College students tend to define themselves by their majors, but they need to realize that what they study isn’t a binding contract spelling out what skills they can and cannot develop before graduation.
For instance, despite the clear value of computer science as a field of study, coding and programming are often viewed as incomprehensible skills that are reserved for tech wizards. But knowing code is an asset that can be applied to any field of study: As a journalist, you may need to code an online media site. As a linguist, you may want to build a game to help children learn languages. The list goes on and on.
So why doesn’t the University realize that it may serve students best by equipping them with coding and programming skills through the core curriculum?
The UT computer science department does offer a program called Elements in Computing, designed to give non-majors basic literacy and competency in the subject. Students can either take a few courses individually or work toward either a 12-hour certificate awarded by the department of computer sciences or an 18-hour certificate awarded by the University that are recognized on their official transcripts — the latter of which would be, notably, visible to employers and thus potentially helpful in a job search.
Bill Young, a computer science professor who teaches Elements of Navigating Cyberspace, one of the courses that counts toward the certificate, said that some students who received the certificates have gone on to jobs in computer science.
“It seems to me that one key is making students aware that computing is so ubiquitous that it is needed and helpful for nearly every career path these days,” Young said. “Our Elements program attempts to do that.”
Collaborations between the department of computer science and other departments and schools also exist.
In the School of Journalism, a class called Mobile News App Design was first introduced last semester to bring journalism and computer science students together and allow them to share knowledge about their respective fields. The ultimate goal of that class is to develop a mobile news app that is good enough to be accepted to the Apple app store by the end of the semester.
Next spring, the computer science, fine arts and radio-television-film department are also providing an interdisciplinary program through the Game Development Capstone: 3D Games.
Chandrajit Bajaj, a professor of computer science at UT and director of the Computational Visualization Center, said that interdisciplinary courses widely prevalent in graduate curriculum are starting to become increasingly available in undergraduate education, bringing together subjects such as computational mathematics, biology, chemistry, engineering and architecture.
“Computer science today is at the hub of the wheel, with spokes to all the other sciences and engineering and arts majors,” Bajaj said.

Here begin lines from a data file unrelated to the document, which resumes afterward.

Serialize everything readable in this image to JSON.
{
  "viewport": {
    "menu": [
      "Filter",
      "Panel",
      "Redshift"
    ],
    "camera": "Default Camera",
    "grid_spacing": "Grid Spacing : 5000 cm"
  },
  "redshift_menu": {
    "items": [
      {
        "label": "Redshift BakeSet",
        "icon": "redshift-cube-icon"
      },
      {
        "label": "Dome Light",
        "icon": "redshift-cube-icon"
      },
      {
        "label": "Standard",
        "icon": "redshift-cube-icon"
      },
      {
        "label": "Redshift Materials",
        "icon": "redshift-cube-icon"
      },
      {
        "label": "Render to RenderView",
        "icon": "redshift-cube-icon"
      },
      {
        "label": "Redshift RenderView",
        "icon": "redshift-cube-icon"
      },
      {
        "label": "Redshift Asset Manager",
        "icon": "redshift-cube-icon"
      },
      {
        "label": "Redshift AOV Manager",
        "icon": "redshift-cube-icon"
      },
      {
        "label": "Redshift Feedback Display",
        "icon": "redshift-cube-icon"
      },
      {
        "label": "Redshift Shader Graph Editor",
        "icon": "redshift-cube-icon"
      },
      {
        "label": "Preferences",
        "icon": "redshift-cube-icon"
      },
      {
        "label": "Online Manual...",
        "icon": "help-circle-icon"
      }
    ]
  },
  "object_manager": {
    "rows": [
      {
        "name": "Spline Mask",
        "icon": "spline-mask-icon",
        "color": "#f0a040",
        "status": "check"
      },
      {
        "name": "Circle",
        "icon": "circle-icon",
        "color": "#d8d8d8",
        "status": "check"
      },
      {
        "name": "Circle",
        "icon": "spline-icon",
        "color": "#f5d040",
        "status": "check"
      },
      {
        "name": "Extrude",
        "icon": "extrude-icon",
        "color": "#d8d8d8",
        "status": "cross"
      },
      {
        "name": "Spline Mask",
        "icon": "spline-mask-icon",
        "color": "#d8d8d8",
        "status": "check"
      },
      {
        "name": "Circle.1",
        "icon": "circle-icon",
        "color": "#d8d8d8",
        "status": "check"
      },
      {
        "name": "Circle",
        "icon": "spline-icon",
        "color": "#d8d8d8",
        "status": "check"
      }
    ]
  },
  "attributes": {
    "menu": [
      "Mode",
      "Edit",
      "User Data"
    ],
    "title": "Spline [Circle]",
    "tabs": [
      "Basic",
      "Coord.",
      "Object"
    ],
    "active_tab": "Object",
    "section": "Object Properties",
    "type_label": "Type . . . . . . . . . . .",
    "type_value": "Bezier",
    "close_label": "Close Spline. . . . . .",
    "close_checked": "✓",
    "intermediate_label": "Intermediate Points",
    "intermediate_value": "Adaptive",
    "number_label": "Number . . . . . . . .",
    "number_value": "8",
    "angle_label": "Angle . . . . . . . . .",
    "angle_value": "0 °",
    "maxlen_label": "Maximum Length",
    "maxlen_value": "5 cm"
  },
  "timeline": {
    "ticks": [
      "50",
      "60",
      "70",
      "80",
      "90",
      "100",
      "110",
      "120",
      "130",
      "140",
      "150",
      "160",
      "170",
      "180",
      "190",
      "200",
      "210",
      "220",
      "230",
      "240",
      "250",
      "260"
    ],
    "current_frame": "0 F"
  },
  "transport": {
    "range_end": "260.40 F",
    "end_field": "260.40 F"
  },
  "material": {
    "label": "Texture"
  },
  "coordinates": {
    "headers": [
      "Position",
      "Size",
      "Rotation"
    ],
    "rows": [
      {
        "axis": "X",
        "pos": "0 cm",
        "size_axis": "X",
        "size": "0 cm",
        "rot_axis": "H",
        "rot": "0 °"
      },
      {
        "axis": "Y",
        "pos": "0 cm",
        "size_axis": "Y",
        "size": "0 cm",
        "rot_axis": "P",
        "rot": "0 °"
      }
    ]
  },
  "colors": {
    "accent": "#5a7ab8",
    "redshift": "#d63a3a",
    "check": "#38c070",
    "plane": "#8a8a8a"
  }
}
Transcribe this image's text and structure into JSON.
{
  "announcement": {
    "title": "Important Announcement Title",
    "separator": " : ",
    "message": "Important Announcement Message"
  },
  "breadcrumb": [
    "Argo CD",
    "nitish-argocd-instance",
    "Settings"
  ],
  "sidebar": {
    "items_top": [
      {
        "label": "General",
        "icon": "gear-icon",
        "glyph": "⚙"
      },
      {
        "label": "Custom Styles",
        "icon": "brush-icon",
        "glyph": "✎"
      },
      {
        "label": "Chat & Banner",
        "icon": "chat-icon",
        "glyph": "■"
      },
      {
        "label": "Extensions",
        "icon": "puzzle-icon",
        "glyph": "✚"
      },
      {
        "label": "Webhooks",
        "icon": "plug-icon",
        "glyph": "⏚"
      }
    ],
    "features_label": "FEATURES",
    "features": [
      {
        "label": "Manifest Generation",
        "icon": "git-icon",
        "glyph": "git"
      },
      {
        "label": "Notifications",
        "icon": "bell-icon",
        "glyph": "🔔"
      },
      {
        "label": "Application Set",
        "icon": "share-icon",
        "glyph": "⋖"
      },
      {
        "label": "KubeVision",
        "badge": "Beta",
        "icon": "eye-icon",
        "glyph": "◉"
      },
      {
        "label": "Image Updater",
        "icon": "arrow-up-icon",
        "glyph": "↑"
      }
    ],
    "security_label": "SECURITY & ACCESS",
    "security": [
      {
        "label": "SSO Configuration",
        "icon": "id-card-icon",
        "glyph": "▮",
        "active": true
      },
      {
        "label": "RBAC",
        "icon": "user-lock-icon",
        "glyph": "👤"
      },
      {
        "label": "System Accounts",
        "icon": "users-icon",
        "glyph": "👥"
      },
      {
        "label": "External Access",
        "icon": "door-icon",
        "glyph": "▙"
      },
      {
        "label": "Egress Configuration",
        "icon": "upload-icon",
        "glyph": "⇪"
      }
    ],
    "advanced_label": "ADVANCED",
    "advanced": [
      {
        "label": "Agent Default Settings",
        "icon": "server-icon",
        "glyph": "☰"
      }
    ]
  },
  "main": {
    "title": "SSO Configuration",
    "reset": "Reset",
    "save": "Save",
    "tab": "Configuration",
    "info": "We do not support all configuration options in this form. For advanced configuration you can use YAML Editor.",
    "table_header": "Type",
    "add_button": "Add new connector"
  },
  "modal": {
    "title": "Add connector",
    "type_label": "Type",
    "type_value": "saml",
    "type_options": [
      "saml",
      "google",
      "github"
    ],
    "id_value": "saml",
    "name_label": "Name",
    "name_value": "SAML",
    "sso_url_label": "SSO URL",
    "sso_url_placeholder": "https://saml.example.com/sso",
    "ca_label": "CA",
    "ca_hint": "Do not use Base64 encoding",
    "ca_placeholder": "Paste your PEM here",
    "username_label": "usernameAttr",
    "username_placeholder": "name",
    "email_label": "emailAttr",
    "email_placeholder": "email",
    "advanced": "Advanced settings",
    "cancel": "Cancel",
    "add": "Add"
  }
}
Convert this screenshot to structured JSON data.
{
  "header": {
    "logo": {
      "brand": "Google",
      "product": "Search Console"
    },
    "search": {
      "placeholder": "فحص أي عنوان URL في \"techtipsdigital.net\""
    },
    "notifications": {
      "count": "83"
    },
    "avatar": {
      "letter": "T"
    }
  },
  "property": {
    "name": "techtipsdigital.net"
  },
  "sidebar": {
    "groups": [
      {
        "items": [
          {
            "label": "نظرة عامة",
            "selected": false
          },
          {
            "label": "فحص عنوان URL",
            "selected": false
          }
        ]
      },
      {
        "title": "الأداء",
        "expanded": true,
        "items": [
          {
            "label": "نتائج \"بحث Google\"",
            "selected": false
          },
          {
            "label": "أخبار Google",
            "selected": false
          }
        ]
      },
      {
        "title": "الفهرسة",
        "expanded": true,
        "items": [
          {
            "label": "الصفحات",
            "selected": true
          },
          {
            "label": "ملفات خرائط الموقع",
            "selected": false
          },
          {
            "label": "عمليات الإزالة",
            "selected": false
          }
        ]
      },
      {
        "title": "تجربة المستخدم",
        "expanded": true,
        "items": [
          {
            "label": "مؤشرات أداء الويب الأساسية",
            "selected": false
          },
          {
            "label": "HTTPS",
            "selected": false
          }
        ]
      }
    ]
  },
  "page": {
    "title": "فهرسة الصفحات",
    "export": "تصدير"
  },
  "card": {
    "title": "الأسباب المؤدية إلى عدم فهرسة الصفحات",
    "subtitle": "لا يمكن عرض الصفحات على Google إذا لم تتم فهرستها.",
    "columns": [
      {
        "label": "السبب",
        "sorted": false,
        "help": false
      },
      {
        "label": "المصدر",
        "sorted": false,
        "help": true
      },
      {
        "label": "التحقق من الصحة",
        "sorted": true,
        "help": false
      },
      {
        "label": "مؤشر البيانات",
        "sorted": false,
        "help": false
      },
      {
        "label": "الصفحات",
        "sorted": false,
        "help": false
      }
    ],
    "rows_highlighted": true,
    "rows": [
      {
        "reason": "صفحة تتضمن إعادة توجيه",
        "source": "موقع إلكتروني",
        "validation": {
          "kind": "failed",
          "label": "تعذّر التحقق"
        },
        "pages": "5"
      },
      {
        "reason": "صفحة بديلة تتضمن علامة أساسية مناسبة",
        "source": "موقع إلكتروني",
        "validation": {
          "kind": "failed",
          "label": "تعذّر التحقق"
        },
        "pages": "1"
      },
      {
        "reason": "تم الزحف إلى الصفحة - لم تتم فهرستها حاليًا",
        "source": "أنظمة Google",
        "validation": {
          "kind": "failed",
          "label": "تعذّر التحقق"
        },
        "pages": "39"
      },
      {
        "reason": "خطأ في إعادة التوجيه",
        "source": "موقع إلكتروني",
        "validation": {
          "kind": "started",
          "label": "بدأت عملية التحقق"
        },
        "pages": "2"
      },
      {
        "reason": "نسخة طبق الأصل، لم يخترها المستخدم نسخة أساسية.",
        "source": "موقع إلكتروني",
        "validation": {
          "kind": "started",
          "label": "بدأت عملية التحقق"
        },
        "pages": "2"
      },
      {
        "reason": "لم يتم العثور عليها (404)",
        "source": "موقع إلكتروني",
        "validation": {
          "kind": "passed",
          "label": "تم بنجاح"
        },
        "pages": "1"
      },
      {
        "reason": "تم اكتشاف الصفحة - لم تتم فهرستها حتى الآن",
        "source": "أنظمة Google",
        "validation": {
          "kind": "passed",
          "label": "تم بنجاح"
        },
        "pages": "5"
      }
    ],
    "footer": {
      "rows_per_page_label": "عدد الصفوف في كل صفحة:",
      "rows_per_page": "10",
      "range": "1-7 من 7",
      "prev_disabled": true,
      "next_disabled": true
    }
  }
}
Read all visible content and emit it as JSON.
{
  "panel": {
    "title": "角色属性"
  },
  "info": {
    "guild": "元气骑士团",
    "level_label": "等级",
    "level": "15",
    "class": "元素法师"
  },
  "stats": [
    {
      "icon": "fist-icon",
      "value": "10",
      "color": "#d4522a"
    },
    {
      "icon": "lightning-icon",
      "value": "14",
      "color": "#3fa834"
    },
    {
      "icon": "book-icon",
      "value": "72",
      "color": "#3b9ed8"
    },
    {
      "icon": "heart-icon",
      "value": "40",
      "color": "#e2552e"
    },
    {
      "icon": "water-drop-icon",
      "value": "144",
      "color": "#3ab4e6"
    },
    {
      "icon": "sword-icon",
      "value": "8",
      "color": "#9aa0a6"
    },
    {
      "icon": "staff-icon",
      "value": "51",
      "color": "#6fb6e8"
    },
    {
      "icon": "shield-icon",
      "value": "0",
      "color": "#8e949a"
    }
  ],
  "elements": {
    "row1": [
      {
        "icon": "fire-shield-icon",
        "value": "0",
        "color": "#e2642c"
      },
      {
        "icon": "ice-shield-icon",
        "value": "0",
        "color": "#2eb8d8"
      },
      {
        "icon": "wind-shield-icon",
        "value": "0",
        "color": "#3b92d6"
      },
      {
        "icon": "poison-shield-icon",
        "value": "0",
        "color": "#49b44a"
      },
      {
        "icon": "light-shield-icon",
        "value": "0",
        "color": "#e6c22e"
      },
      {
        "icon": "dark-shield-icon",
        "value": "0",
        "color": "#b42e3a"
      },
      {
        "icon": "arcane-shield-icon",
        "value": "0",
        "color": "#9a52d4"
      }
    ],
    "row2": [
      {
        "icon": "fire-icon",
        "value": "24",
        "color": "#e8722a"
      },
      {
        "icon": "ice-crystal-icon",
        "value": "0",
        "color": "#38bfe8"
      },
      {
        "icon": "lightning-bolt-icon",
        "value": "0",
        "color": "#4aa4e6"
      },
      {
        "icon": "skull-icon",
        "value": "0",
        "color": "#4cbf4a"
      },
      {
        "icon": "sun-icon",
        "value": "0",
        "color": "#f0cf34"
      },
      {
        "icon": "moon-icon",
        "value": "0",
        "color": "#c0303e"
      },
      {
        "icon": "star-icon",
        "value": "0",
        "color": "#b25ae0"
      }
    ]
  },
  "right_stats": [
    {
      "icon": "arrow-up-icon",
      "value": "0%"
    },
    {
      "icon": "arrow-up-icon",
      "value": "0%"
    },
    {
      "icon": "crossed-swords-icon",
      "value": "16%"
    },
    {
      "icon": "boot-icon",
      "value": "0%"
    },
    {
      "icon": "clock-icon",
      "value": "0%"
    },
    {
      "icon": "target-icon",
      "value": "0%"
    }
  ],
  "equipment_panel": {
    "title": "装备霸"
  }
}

Nevertheless, despite these attempts by the department of computer science to reach out and integrate non-majors, the efforts may be not be widespread enough to give all students the basic computer science tool kit which is currently only an “advantage” in the job market but may soon be a requirement.
Not everyone has the space in his or her degree plan to participate in the Elements of Computing program, and the number of students who do enroll in this program is small. Compared to the vastly more popular Business Foundations Program, which gives out approximately 1,100 certificates a year, only 19 students received a certificate from the Elements in Computing program last year. Additionally, acceptance into the journalism and RTF classes can be competitive.
Given the low number of non-computer science majors that are actually learning these skills, UT should consider lobbying the Texas Higher Education Coordinating board to include computer science in the state-mandated core curriculum, or else include it in the University-mandated core curriculum.
Bajaj, for one, said that he strongly supports the addition of basic computer science to the core curriculum.
Amid a busy schedule, the personal motivation isn’t there, despite the clear value of learning to code before entering the job market. Required coding classes would become a part of a student’s schedule, creating an immediate incentive with a big payback: being able to graduate.
It’s true that under the current UT core curriculum, students may take a computer science class to count toward a science and technology requirement. However, making computer science classes compulsory is an idea worth consideration.
UT’s 42-hour core curriculum is, admittedly, decided in large part by the notoriously-slow moving Texas Higher Education Coordinating board and, consequently, is unlikely to change anytime soon. But hopefully, the growing realization that technological skills provide huge benefits for students will inspire the inclusion of classes that teach basic coding skills into the core curriculum in the years to come.